“Fantastic Beasts and Where to Find Them.” Eddie Redmayne, Colin Farrell and Katherine Waterston star in this “Harry Potter” spinoff (complete with screenplay by J.K. Rowling, her first) about Newt Scamander (Redmayne) and his wizarding adventures in the U.S. in the 1920s.

Nov. 23

“Bad Santa 2.” A good 13 years after the first go-around, Billy Bob Thornton returns as the titular character. He is joined by Christina Hendricks and Kathy Bates.

“Allied.” Brad Pitt and Marion Cotillard star as World War II spies who fall for each other. But which one may or may not be a traitor? Robert Zemeckis directs this lush period piece that sounds an awful lot like “Mr. and Mrs. Smith.”

“Moana.” Disney’s 56th animated feature film introduces Auli’i Cravalho as Moana and features Dwayne Johnson as Maui the demi-god in an adventure set in ancient Polynesia. The film’s songs were co-written by Lin-Manuel Miranda of “Hamilton” fame.


Stormtroopers appear in a scene from 'Rogue One: A Star Wars Story.' Photo by Jonathan Olley/Lucasfilm-Disney

Dec. 2

“Kidnap.” This thriller starring Halle Berry as a woman who must find her kidnapped son has been sitting around since 2015 due to Relativity Media’s financial drama.

Dec. 9

“Office Christmas Party.” Jason Bateman, Olivia Munn, T.J. Miller, Jillian Bell, Courtney B. Vance, Kate McKinnon and Jennifer Aniston star. I will give you exactly one guess as to what this movie is about.

“The Bye Bye Man.” Three students investigate a supernatural creature that may be causing people throughout history to kill and kill and kill some more.

“Nocturnal Animals.” The second feature from Austin-born, fashion-designer-turned-film-director Tom Ford stars Amy Adams as a woman increasingly convinced that her ex-husband’s novel is an act of revenge. Jake Gyllenhaal stars as the ex. Expect some glowering.

Dec. 16

“Rogue One: A Star Wars Story.” Opening 363 days after “The Force Awakens” is this Star Wars anthology story about the Rebel mission to steal the Death Star plans. Starring Felicity Jones, Diego Luna and Forest Whitaker; even “Force Awakens” agnostics think this one looks dope.

“Collateral Beauty.” Will Smith joins Kate Winslet, Edward Norton, Keira Knightley and Helen Mirren is this story of a man whose friends and colleagues come to his aid after a tragedy.
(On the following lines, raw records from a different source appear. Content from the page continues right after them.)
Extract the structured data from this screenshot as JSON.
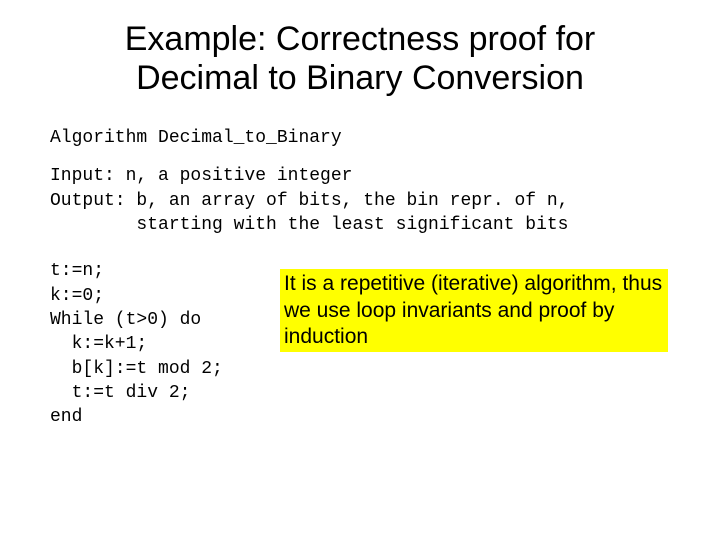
{
  "title_line1": "Example: Correctness proof for",
  "title_line2": "Decimal to Binary Conversion",
  "alg_header": "Algorithm Decimal_to_Binary",
  "io_block": "Input: n, a positive integer\nOutput: b, an array of bits, the bin repr. of n,\n        starting with the least significant bits",
  "code_block": "t:=n;\nk:=0;\nWhile (t>0) do\n  k:=k+1;\n  b[k]:=t mod 2;\n  t:=t div 2;\nend",
  "callout_text": "It is a repetitive (iterative) algorithm, thus we use loop invariants and proof by induction"
}
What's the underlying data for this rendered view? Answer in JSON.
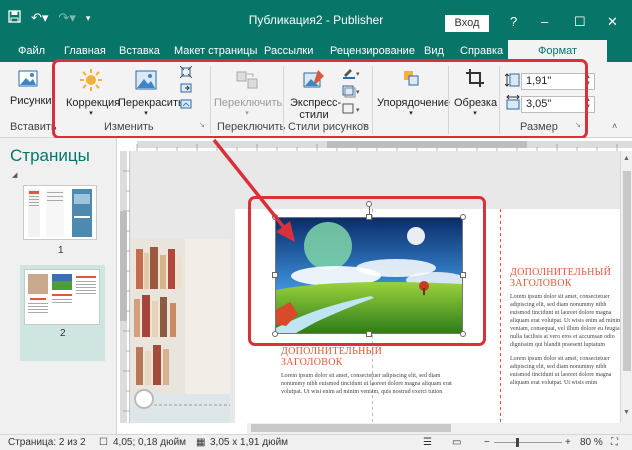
{
  "titlebar": {
    "title": "Публикация2 - Publisher",
    "login_label": "Вход",
    "help": "?",
    "min": "–",
    "max": "☐",
    "close": "✕"
  },
  "tabs": [
    {
      "label": "Файл"
    },
    {
      "label": "Главная"
    },
    {
      "label": "Вставка"
    },
    {
      "label": "Макет страницы"
    },
    {
      "label": "Рассылки"
    },
    {
      "label": "Рецензирование"
    },
    {
      "label": "Вид"
    },
    {
      "label": "Справка"
    },
    {
      "label": "Формат"
    }
  ],
  "ribbon": {
    "insert_group": {
      "picture_label": "Рисунки",
      "group_label": "Вставить"
    },
    "adjust_group": {
      "correction_label": "Коррекция",
      "recolor_label": "Перекрасить",
      "group_label": "Изменить"
    },
    "swap_group": {
      "swap_label": "Переключить",
      "group_label": "Переключить"
    },
    "styles_group": {
      "express_label_1": "Экспресс-",
      "express_label_2": "стили",
      "group_label": "Стили рисунков"
    },
    "arrange_group": {
      "order_label": "Упорядочение"
    },
    "crop_group": {
      "crop_label": "Обрезка"
    },
    "size_group": {
      "height_value": "1,91\"",
      "width_value": "3,05\"",
      "group_label": "Размер"
    }
  },
  "pages_panel": {
    "title": "Страницы",
    "thumb1_number": "1",
    "thumb2_number": "2"
  },
  "document": {
    "heading_main_1": "ДОПОЛНИТЕЛЬНЫЙ",
    "heading_main_2": "ЗАГОЛОВОК",
    "lorem_main": "Lorem ipsum dolor sit amet, consectetuer adipiscing elit, sed diam nonummy nibh euismod tincidunt ut laoreet dolore magna aliquam erat volutpat. Ut wisi enim ad minim veniam, quis nostrud exerci tution",
    "heading_side_1": "ДОПОЛНИТЕЛЬНЫЙ",
    "heading_side_2": "ЗАГОЛОВОК",
    "lorem_side_1": "Lorem ipsum dolor sit amet, consectetuer adipiscing elit, sed diam nonummy nibh euismod tincidunt ut laoreet dolore magna aliquam erat volutpat. Ut wisis enim ad minim veniam, consequat, vel illum dolore eu feugiat nulla facilisis at vero eros et accumsan odio dignissim qui blandit praesent luptatum",
    "lorem_side_2": "Lorem ipsum dolor sit amet, consectetuer adipiscing elit, sed diam nonummy nibh euismod tincidunt ut laoreet dolore magna aliquam erat volutpat. Ut wisis enim"
  },
  "status": {
    "page": "Страница: 2 из 2",
    "position": "4,05; 0,18 дюйм",
    "size": "3,05 x 1,91 дюйм",
    "zoom": "80 %"
  },
  "colors": {
    "accent": "#077568",
    "highlight": "#d9303a",
    "heading": "#e2573b"
  },
  "icons": [
    "save-icon",
    "undo-icon",
    "redo-icon",
    "customize-qat-icon",
    "picture-icon",
    "correction-icon",
    "recolor-icon",
    "compress-icon",
    "swap-icon",
    "express-styles-icon",
    "border-icon",
    "effects-icon",
    "arrange-icon",
    "crop-icon",
    "height-icon",
    "width-icon"
  ]
}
Expect the spirit of Christmas.

Dec. 21

“Passengers.” “Imitation Game” director Morton Tyldum tells the story of two deep-space astronauts (Chris Pratt and Jennifer Lawrence) who awaken from cryogenic sleep decades before their starship reaches its destination.

“The Space Between Us.” This one has been pushed a few times, a science-fiction romance about the first human born on Mars making his first trip to Earth. With Asa Butterfield, Britt Robertson, Gary Oldman and Carla Gugino. ’Tis the season.

Read more movie news, views and reviews at the Austin Movie Blog.